-- DATA PROVIDED follows --

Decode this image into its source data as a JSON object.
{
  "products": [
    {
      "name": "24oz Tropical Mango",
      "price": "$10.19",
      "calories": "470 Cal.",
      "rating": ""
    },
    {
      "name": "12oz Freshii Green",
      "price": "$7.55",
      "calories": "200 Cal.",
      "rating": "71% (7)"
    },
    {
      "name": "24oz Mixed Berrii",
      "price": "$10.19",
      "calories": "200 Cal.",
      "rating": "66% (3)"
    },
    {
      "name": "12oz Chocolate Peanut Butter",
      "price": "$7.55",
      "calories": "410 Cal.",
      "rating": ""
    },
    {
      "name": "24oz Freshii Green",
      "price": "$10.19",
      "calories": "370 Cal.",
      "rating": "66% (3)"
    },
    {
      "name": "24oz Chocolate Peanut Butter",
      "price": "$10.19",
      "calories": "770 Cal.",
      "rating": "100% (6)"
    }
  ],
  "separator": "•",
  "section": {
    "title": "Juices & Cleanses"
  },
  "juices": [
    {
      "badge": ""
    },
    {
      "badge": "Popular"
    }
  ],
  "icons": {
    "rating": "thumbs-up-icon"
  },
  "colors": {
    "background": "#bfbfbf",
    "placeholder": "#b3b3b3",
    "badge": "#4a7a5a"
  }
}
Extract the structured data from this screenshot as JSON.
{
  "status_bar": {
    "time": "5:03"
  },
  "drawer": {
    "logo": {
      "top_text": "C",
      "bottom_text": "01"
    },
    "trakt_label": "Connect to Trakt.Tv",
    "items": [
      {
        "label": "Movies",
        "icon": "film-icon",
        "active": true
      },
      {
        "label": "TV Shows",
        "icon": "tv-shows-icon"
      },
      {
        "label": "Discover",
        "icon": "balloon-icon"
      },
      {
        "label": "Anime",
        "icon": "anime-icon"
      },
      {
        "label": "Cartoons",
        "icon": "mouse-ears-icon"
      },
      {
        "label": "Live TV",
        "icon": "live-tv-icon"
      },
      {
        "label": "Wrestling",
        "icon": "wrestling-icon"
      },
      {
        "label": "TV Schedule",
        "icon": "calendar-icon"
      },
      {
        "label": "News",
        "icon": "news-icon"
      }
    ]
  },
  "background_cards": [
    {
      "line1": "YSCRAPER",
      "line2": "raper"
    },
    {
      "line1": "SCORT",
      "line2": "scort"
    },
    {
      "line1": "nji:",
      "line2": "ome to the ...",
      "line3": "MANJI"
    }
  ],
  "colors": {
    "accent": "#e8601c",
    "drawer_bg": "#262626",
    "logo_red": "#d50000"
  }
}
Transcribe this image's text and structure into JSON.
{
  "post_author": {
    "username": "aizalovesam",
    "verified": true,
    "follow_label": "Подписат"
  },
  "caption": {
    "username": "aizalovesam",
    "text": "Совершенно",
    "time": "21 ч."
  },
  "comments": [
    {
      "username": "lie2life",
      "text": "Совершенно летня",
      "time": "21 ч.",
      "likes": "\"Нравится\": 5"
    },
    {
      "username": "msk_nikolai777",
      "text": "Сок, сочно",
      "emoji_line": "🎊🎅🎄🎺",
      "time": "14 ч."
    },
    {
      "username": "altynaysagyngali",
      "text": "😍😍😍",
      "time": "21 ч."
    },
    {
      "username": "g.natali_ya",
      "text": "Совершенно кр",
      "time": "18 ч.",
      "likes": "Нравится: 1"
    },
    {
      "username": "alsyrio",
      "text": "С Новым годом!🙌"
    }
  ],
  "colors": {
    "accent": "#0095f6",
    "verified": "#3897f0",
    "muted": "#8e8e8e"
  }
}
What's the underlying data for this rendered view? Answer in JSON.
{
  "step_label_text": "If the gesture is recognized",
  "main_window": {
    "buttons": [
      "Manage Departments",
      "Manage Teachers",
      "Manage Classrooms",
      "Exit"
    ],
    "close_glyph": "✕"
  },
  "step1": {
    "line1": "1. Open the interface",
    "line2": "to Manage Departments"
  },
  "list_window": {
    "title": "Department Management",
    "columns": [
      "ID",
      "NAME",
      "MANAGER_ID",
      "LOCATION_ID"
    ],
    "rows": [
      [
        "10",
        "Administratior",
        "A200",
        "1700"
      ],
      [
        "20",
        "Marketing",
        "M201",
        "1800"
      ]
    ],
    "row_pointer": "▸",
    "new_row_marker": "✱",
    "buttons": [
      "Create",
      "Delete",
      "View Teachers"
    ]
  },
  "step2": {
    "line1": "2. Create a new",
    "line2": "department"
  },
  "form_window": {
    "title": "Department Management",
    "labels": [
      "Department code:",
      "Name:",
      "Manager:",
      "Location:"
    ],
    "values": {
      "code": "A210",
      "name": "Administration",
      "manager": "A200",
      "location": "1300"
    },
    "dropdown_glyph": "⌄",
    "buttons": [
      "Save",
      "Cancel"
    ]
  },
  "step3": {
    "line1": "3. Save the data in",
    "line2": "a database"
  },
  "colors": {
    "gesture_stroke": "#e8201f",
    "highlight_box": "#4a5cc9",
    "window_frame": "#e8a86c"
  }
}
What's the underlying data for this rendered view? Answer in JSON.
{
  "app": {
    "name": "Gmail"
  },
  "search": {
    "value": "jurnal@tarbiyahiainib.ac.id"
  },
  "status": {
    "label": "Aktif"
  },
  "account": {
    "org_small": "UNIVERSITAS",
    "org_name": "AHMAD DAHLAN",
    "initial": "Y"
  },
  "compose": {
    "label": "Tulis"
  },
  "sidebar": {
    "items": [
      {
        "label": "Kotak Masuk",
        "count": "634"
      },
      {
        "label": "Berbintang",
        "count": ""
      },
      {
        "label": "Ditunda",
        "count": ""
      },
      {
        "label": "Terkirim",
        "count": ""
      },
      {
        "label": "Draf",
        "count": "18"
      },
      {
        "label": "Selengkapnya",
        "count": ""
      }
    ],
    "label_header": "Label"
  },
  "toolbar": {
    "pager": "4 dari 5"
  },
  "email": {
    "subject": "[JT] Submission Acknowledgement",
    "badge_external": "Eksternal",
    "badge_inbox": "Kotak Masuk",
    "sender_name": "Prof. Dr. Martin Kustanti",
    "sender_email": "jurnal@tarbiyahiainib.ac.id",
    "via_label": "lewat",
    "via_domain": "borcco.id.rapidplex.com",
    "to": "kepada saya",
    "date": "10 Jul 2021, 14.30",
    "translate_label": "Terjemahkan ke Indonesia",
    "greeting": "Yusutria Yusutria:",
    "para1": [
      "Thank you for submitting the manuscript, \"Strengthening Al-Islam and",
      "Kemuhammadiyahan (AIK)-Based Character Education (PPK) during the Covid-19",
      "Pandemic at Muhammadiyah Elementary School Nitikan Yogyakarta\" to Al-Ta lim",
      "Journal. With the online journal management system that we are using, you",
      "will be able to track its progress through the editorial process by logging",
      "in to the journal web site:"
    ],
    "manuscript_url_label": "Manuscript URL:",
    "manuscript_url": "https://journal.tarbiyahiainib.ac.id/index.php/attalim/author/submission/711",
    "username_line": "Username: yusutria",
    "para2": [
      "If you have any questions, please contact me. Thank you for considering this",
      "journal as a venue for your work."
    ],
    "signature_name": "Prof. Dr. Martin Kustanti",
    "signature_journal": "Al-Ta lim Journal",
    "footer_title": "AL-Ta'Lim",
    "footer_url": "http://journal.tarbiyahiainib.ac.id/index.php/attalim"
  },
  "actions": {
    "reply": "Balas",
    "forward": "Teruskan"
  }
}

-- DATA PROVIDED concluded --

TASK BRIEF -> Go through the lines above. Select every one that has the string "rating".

SOLUTION TO THIS TASK ->
      "rating": ""
      "rating": "71% (7)"
      "rating": "66% (3)"
      "rating": ""
      "rating": "66% (3)"
      "rating": "100% (6)"
    "rating": "thumbs-up-icon"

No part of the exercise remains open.